Macrobenthic invertebrates as bioindicators of trace elements in high-mountain lakes.Environ Sci Pollut Res Int. 2020 Feb; 27(6):5958-5970.ES

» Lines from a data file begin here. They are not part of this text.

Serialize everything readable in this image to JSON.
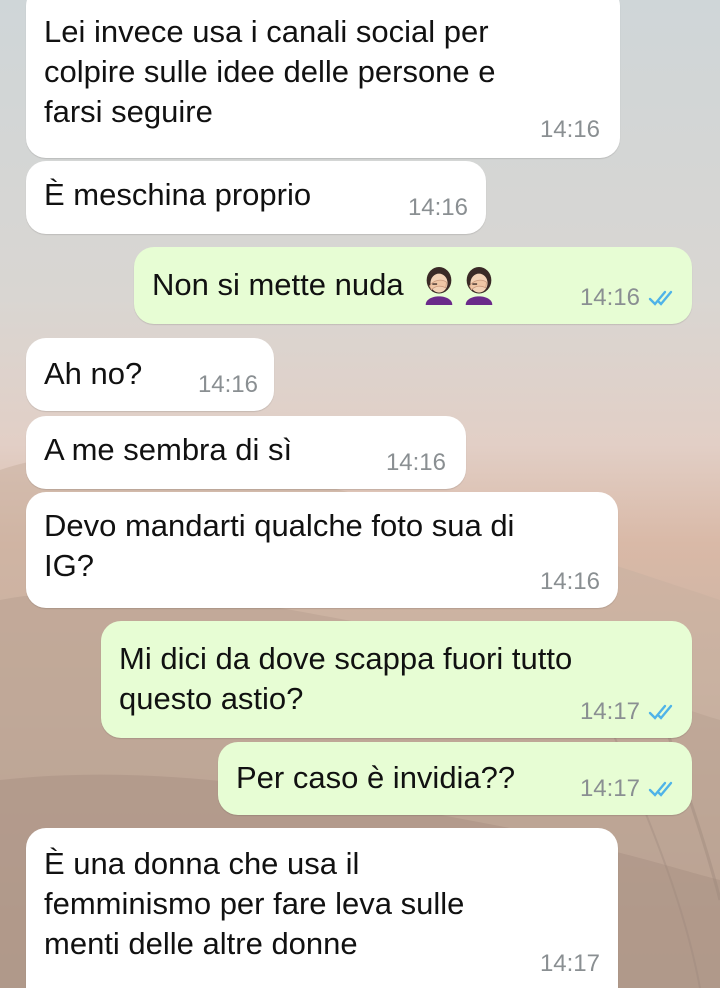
{
  "messages": [
    {
      "direction": "in",
      "text": "Lei invece usa i canali social per\ncolpire sulle idee delle persone e\nfarsi seguire",
      "time": "14:16"
    },
    {
      "direction": "in",
      "text": "È meschina proprio",
      "time": "14:16"
    },
    {
      "direction": "out",
      "text": "Non si mette nuda",
      "emoji": [
        "facepalm-woman",
        "facepalm-woman"
      ],
      "time": "14:16",
      "status": "read"
    },
    {
      "direction": "in",
      "text": "Ah no?",
      "time": "14:16"
    },
    {
      "direction": "in",
      "text": "A me sembra di sì",
      "time": "14:16"
    },
    {
      "direction": "in",
      "text": "Devo mandarti qualche foto sua di\nIG?",
      "time": "14:16"
    },
    {
      "direction": "out",
      "text": "Mi dici da dove scappa fuori tutto\nquesto astio?",
      "time": "14:17",
      "status": "read"
    },
    {
      "direction": "out",
      "text": "Per caso è invidia??",
      "time": "14:17",
      "status": "read"
    },
    {
      "direction": "in",
      "text": "È una donna che usa il\nfemminismo per fare leva sulle\nmenti delle altre donne",
      "time": "14:17"
    }
  ],
  "colors": {
    "incoming_bubble": "#ffffff",
    "outgoing_bubble": "#e7fdd4",
    "timestamp": "#8a8f92",
    "read_ticks": "#4fb3e8"
  }
}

Alpine lakes are extreme ecosystems located in remote areas and populated by few but well-adapted species. Because of their remote location, they are often considered pristine, unpolluted ecosystems. Since the 1980s, however, they have been affected by global anthropogenic impacts. Macrobenthic invertebrates play a pivotal role in these ecosystems and can be used as bioindicators also for monitoring the accumulation of trace elements. We characterized the macrobenthic invertebrates community of Balma Lake (Cottian Alps, Northwest Italy) and Dimon Lake (Carnic Alps, Northeast Italy) in summer and autumn and measured the levels of nine trace elements (As, Cd, Cr, Cu, Fe, Ni, Pb, Se, Zn) in the most abundant taxa (Chironomidae and Oligochaeta in both lakes and Hirudinea in Dimon Lake) in both seasons. The highest levels of trace elements were recorded for Fe, Cu, and Zn according to their environmental availability and their function as essential elements. The total amount of trace elements was highest for the Chironomidae from both lakes compared to the other two taxa. As, Cd, Pb, and Zn were measured in sediment to calculate bioaccumulation factor (BAF) values. The amount of elements in sediment and macrobenthic invertebrates was higher for Dimon Lake, suggesting a greater flux via precipitation of contaminants from the lowland. The BAF values were decreased with increasing trace elements concentration in sediment, indicating mechanisms of elements excretion in biota where the environment is contaminated. This study is the first to report on the use of macrobenthic invertebrates to monitor trace elements in Alpine lakes.